G. American History: 6 hours
Courses in this core component area focus on the consideration of past events relative to the United States, with the option of including Texas history for a portion of this component area. Courses involve the interaction among individuals, communities, states, the nation, and the world, considering how these interactions have contributed to the development of the United States and its global role.
Students graduating from Texas Tech University should demonstrate an understanding of the historical origins of the United States and be able to identify and describe the importance of key individuals and events in United States and/or Texas history.
H. Government/Political Science 6 hours

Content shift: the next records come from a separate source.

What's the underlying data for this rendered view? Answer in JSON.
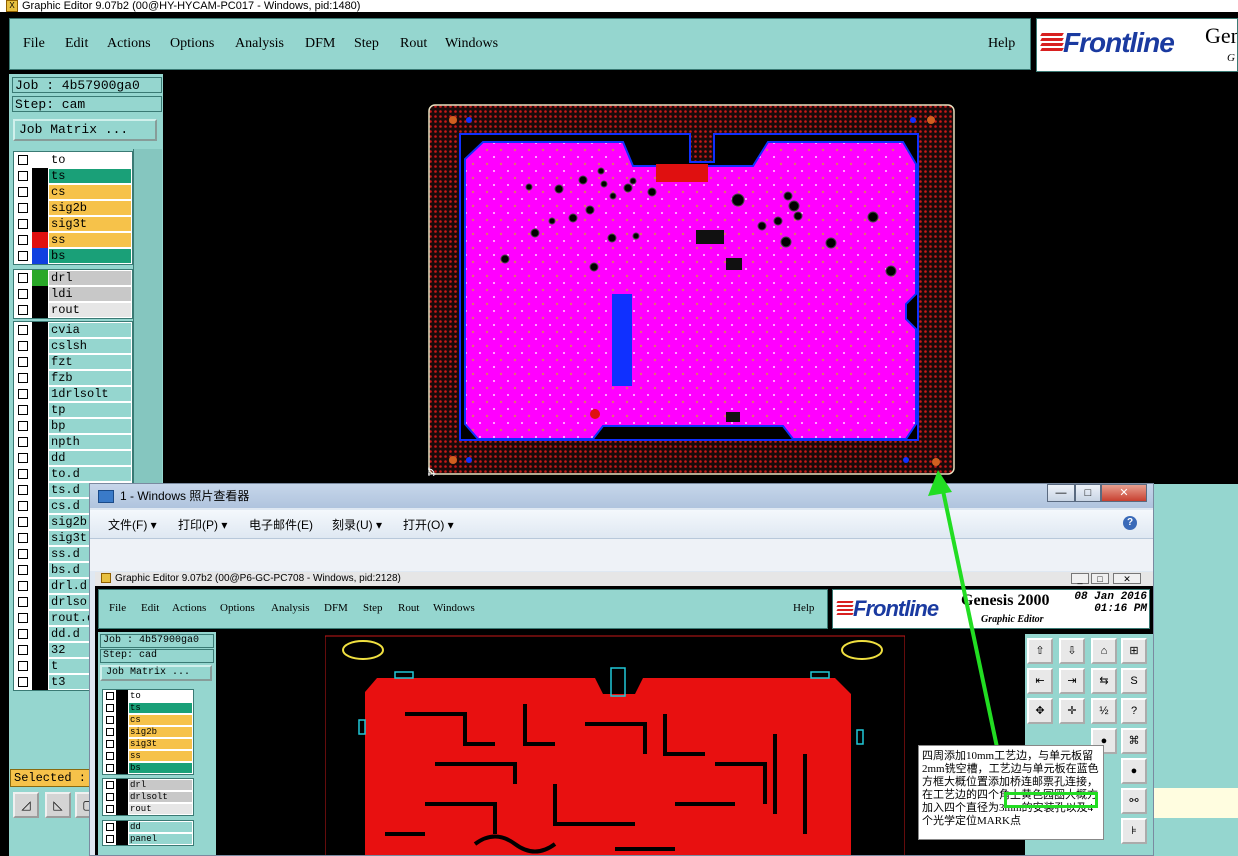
{
  "window": {
    "title": "Graphic Editor 9.07b2 (00@HY-HYCAM-PC017 - Windows, pid:1480)"
  },
  "menubar": {
    "items": [
      "File",
      "Edit",
      "Actions",
      "Options",
      "Analysis",
      "DFM",
      "Step",
      "Rout",
      "Windows"
    ],
    "help": "Help"
  },
  "logo": {
    "brand": "Frontline",
    "product": "Gen",
    "sub": "G"
  },
  "left": {
    "job": "Job : 4b57900ga0",
    "step": "Step: cam",
    "job_matrix": "Job Matrix ...",
    "selected": "Selected :",
    "layers_group1": [
      {
        "name": "to",
        "color": "#ffffff",
        "chk": "#ffffff",
        "edit": true
      },
      {
        "name": "ts",
        "color": "#1aa078",
        "chk": "#000000"
      },
      {
        "name": "cs",
        "color": "#f6c24a",
        "chk": "#000000"
      },
      {
        "name": "sig2b",
        "color": "#f6c24a",
        "chk": "#000000"
      },
      {
        "name": "sig3t",
        "color": "#f6c24a",
        "chk": "#000000"
      },
      {
        "name": "ss",
        "color": "#f6c24a",
        "chk": "#e01010"
      },
      {
        "name": "bs",
        "color": "#1aa078",
        "chk": "#1040e0"
      }
    ],
    "layers_group2": [
      {
        "name": "drl",
        "color": "#c8c8c8",
        "chk": "#2aa828"
      },
      {
        "name": "ldi",
        "color": "#c8c8c8",
        "chk": "#000000"
      },
      {
        "name": "rout",
        "color": "#e6e6e6",
        "chk": "#000000"
      }
    ],
    "layers_group3": [
      {
        "name": "cvia",
        "color": "#95d6cf"
      },
      {
        "name": "cslsh",
        "color": "#95d6cf"
      },
      {
        "name": "fzt",
        "color": "#95d6cf"
      },
      {
        "name": "fzb",
        "color": "#95d6cf"
      },
      {
        "name": "1drlsolt",
        "color": "#95d6cf"
      },
      {
        "name": "tp",
        "color": "#95d6cf"
      },
      {
        "name": "bp",
        "color": "#95d6cf"
      },
      {
        "name": "npth",
        "color": "#95d6cf"
      },
      {
        "name": "dd",
        "color": "#95d6cf"
      },
      {
        "name": "to.d",
        "color": "#95d6cf"
      },
      {
        "name": "ts.d",
        "color": "#95d6cf"
      },
      {
        "name": "cs.d",
        "color": "#95d6cf"
      },
      {
        "name": "sig2b",
        "color": "#95d6cf"
      },
      {
        "name": "sig3t",
        "color": "#95d6cf"
      },
      {
        "name": "ss.d",
        "color": "#95d6cf"
      },
      {
        "name": "bs.d",
        "color": "#95d6cf"
      },
      {
        "name": "drl.d",
        "color": "#95d6cf"
      },
      {
        "name": "drlso",
        "color": "#95d6cf"
      },
      {
        "name": "rout.d",
        "color": "#95d6cf"
      },
      {
        "name": "dd.d",
        "color": "#95d6cf"
      },
      {
        "name": "32",
        "color": "#95d6cf"
      },
      {
        "name": "t",
        "color": "#95d6cf"
      },
      {
        "name": "t3",
        "color": "#95d6cf"
      }
    ]
  },
  "viewer": {
    "title": "1 - Windows 照片查看器",
    "menu": [
      "文件(F)",
      "打印(P)",
      "电子邮件(E)",
      "刻录(U)",
      "打开(O)"
    ],
    "help": "?",
    "btn_min": "—",
    "btn_max": "□",
    "btn_close": "✕"
  },
  "inner": {
    "title": "Graphic Editor 9.07b2 (00@P6-GC-PC708 - Windows, pid:2128)",
    "menu": [
      "File",
      "Edit",
      "Actions",
      "Options",
      "Analysis",
      "DFM",
      "Step",
      "Rout",
      "Windows"
    ],
    "help": "Help",
    "brand": "Frontline",
    "product": "Genesis 2000",
    "product_sub": "Graphic Editor",
    "date": "08 Jan 2016",
    "time": "01:16 PM",
    "job": "Job : 4b57900ga0",
    "step": "Step: cad",
    "job_matrix": "Job Matrix ...",
    "layers_group1": [
      {
        "name": "to",
        "color": "#ffffff"
      },
      {
        "name": "ts",
        "color": "#1aa078"
      },
      {
        "name": "cs",
        "color": "#f6c24a"
      },
      {
        "name": "sig2b",
        "color": "#f6c24a"
      },
      {
        "name": "sig3t",
        "color": "#f6c24a"
      },
      {
        "name": "ss",
        "color": "#f6c24a"
      },
      {
        "name": "bs",
        "color": "#1aa078"
      }
    ],
    "layers_group2": [
      {
        "name": "drl",
        "color": "#c8c8c8"
      },
      {
        "name": "drlsolt",
        "color": "#c8c8c8"
      },
      {
        "name": "rout",
        "color": "#e6e6e6"
      }
    ],
    "layers_group3": [
      {
        "name": "dd",
        "color": "#95d6cf"
      },
      {
        "name": "panel",
        "color": "#95d6cf"
      }
    ]
  },
  "note": {
    "text": "四周添加10mm工艺边，与单元板留2mm铣空槽，工艺边与单元板在蓝色方框大概位置添加桥连邮票孔连接，在工艺边的四个角上黄色园圈大概方加入四个直径为3mm的安装孔以及4个光学定位MARK点"
  },
  "colors": {
    "panel": "#95d6cf",
    "board_magenta": "#ff00ff",
    "board_dots": "#c81818",
    "blue_outline": "#1030ff",
    "arrow": "#22dd22"
  }
}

Courses in this core component area focus on consideration of the Constitution of the United States and the constitutions of the states, with special emphasis on that of Texas. Students who complete their government requirement outside the State of Texas or from a Texas private institution will need to provide a transcript that verifies they have taken a course with the required Texas and United States constitution content. If verification is not provided, students may be required to complete POLS 2107 - Federal and Texas Constitutions , to ensure they have attained the required competency. Courses involve the analysis of governmental institutions, political behavior, civic engagement, and their political and philosophical foundations.
Students graduating from Texas Tech University should demonstrate an understanding of the organization and functions of the different levels of government in the United States, be able to explain the importance of the United States Constitution and those of the states, and be able to comment on the role of civic engagement in United States politics and culture.